**Method of Completing
the Square **

If, on inspection, no obvious means of factoring the equation directly can be found, an alternative might exist. For example, in the equation

the
expression 4*x*2 + 12*x* could be factored as a perfect square if
it were 4*x*2 + 12*x* + 9, which equals (2*x* + 3)2. This can
easily be achieved by adding 9 to the left side of the equation. The same amount
must then, of course, be added to the right side as well:

This can be reduced to

or

and

(because
º has two values). The first equation leads to the solution *x* = 1 (because
2*x* + 3 = 4, 2*x* = 1 [subtracting 3 from both sides], and *x*
= 1 [dividing both sides by 2]). The second equation leads to the solution *x*
= -7/2, or *x* = -31. Both solutions can be verified, as before, by substituting
the values in question back into the original equation.
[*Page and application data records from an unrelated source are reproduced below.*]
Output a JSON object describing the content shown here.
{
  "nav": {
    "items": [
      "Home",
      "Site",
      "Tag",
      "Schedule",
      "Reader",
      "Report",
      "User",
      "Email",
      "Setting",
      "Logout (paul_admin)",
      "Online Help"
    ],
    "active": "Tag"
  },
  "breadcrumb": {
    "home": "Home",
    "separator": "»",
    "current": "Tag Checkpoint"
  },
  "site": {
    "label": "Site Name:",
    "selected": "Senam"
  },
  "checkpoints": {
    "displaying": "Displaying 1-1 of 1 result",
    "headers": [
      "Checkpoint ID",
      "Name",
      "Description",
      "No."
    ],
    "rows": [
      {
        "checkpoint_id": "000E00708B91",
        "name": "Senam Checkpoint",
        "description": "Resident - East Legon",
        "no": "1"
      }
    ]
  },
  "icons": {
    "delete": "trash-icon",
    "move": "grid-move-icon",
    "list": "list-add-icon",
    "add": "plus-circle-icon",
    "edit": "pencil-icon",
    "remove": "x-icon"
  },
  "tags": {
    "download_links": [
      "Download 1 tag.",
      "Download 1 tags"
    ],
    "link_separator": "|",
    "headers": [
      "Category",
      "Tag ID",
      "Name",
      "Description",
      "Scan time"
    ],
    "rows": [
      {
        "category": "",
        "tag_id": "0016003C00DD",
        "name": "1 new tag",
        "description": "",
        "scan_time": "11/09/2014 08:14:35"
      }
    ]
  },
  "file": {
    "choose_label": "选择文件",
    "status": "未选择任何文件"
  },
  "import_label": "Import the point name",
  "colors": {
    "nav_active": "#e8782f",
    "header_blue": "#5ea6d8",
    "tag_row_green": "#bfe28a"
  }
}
*The Quadratic Formula
*

Any quadratic equation of the form

can
be solved using the quadratic formula. In all cases the two solutions of *x*
are given by the formula:

For example, to find the roots of

the equation is first put into the standard form

As a
result, *a* = 1, *b* = -4, and *c* = 3. These terms are then
substituted into the quadratic formula

*Solution of Two Simultaneous
Equations *

Algebra frequently has to solve not just a single equation but several at the same time. The problem is to find the set of all solutions that simultaneously satisfies all equations. The equations to be solved are called simultaneous equations, and specific algebraic techniques can be used to solve them. For example, given the two linear equations in two unknowns

a simple
solution exists: The variable *y* in equation (2) is isolated (*y*
= 5 - 2*x*), and then this value of *y* is substituted into equation
(1):

This
reduces the problem to one involving the single linear unknown *x,* and
it follows that

or

so that

When this value is substituted into either equation (1) or (2), it follows that

A faster method of solving simultaneous equations is obtained by observing that, if both sides of equation (2) are multiplied by 4, then

If equation
(1) is subtracted from equation (2), then 5*x* = 10, or *x* = 2. This
procedure leads to another development in mathematics, matrices, which help
to produce solutions for any set of linear equations in any number of unknowns
(*see* Matrix
Theory and Linear Algebra).
*See also* Mathematical
Symbols.

Contributed by:

Joseph Warren Dauben

J. Lennart Berggren